The push-and-pull of the persistent pandemic and gamblers’ desires to get back to a more normal casino atmosphere is on full display at MGM Springfield, where the casino recently began removing slot machines from its former poker room in preparation of the reintroduction of that game but also went back to requiring its guests to wear masks in keeping with a local mandate that began Sept. 13.
“MGM was prepared for the new order. Before the new order, you may recall, they had already reinstated mask mandates for employees. They were able to quickly update their signage, their social media and their other web-based messaging notifying guests of the requirement,” Loretta Lillios, director of the Gaming Commission’s Investigations and Enforcement Bureau, said. “There have been no significant issues with patron compliance.”
Bruce Band, the assistant director of the IEB, said that MGM had begun to remove about 20 percent of the slot machines from its former poker room “in preparation of introducing poker.”
MGM Springfield and Encore Boston Harbor both resumed mostly normal operations in late May without offering poker, which had been prohibited by the commission when regulators first allowed the casinos to reopen under health and safety restrictions last year.

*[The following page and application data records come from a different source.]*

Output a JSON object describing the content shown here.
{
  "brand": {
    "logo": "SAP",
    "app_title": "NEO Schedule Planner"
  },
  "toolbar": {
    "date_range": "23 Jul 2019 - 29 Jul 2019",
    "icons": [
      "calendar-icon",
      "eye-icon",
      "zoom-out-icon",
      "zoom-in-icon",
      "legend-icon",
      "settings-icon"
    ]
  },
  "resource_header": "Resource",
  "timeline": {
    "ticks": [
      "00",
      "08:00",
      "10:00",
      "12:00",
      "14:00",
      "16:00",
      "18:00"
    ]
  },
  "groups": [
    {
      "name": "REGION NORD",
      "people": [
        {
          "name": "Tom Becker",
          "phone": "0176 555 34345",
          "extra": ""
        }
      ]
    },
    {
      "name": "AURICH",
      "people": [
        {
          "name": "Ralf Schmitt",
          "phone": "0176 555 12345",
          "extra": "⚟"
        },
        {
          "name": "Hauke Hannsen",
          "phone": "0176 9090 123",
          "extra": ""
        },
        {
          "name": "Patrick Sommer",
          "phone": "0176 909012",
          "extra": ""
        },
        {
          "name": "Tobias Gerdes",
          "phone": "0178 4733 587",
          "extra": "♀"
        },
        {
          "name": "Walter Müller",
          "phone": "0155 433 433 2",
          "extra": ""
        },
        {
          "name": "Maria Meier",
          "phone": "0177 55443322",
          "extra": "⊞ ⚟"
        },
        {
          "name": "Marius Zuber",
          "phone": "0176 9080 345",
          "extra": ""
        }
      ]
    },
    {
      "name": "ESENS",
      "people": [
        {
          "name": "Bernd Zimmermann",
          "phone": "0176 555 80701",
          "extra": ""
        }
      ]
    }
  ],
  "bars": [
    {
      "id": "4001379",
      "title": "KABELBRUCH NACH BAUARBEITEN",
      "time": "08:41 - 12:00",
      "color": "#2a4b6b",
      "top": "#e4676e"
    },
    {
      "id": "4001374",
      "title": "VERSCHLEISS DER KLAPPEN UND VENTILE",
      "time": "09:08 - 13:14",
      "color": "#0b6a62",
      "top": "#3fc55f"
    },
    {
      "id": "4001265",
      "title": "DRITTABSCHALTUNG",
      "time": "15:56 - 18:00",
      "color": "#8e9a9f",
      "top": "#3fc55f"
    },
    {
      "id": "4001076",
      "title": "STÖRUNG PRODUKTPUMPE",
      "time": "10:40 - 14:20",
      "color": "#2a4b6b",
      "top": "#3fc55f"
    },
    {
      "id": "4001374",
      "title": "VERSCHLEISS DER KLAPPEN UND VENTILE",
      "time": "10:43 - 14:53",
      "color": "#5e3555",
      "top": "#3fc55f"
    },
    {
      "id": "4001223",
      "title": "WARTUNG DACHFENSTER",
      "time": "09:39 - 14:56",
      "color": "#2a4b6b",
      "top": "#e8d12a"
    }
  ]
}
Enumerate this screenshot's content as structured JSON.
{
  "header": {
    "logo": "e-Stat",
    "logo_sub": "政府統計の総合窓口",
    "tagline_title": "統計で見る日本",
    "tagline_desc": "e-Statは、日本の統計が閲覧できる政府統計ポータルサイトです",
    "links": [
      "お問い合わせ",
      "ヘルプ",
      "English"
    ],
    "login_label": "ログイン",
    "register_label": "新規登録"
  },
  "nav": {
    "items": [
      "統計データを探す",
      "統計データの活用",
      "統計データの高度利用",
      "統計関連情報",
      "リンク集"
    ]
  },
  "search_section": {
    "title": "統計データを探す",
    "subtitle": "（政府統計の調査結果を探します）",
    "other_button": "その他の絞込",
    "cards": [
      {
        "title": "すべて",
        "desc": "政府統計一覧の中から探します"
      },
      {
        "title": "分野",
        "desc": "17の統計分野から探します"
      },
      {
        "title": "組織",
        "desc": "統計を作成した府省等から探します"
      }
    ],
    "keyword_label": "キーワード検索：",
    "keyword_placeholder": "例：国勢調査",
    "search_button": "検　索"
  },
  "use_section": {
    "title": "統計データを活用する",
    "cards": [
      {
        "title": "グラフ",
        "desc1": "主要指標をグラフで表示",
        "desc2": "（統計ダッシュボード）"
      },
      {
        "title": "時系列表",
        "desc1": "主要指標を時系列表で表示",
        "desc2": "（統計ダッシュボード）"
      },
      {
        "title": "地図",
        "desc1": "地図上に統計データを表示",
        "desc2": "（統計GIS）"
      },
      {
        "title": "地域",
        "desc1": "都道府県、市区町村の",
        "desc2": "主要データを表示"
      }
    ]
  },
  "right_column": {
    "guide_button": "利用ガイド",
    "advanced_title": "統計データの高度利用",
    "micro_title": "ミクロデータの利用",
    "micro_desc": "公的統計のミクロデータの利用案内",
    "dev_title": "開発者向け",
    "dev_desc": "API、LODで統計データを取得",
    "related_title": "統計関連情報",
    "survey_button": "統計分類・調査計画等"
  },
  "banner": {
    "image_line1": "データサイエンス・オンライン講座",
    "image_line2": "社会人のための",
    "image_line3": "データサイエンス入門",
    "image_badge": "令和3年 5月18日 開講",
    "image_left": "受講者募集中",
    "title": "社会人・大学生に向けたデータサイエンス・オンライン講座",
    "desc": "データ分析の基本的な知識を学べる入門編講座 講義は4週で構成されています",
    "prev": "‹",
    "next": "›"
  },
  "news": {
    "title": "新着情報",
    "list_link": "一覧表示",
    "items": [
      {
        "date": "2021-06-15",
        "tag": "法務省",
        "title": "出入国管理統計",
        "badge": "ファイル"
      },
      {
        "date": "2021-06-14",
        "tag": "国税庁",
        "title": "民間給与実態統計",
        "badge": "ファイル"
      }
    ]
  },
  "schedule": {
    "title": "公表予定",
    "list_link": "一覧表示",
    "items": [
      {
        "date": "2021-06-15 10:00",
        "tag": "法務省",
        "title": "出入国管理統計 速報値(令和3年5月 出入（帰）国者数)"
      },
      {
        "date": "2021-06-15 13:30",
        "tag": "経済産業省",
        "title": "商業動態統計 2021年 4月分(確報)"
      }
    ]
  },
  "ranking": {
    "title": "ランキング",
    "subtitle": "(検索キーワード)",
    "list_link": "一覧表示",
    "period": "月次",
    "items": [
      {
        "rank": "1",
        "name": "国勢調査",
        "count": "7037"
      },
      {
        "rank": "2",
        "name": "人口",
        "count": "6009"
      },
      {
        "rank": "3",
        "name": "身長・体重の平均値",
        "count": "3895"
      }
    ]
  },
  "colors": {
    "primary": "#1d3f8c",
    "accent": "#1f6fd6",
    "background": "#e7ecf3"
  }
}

After an outcry from poker players, MGM Springfield told the Gaming Commission last month that it plans to reintroduce poker by the end of this year, though at a reduced capacity. An MGM official said players can expect about 10 to 12 tables instead of the 28 that used to populate the casino’s poker room.
Encore Boston Harbor has said it will make a decision about poker by the end of this year and has said that bringing the game back would likely mean the closure of some other table games at the Everett casino.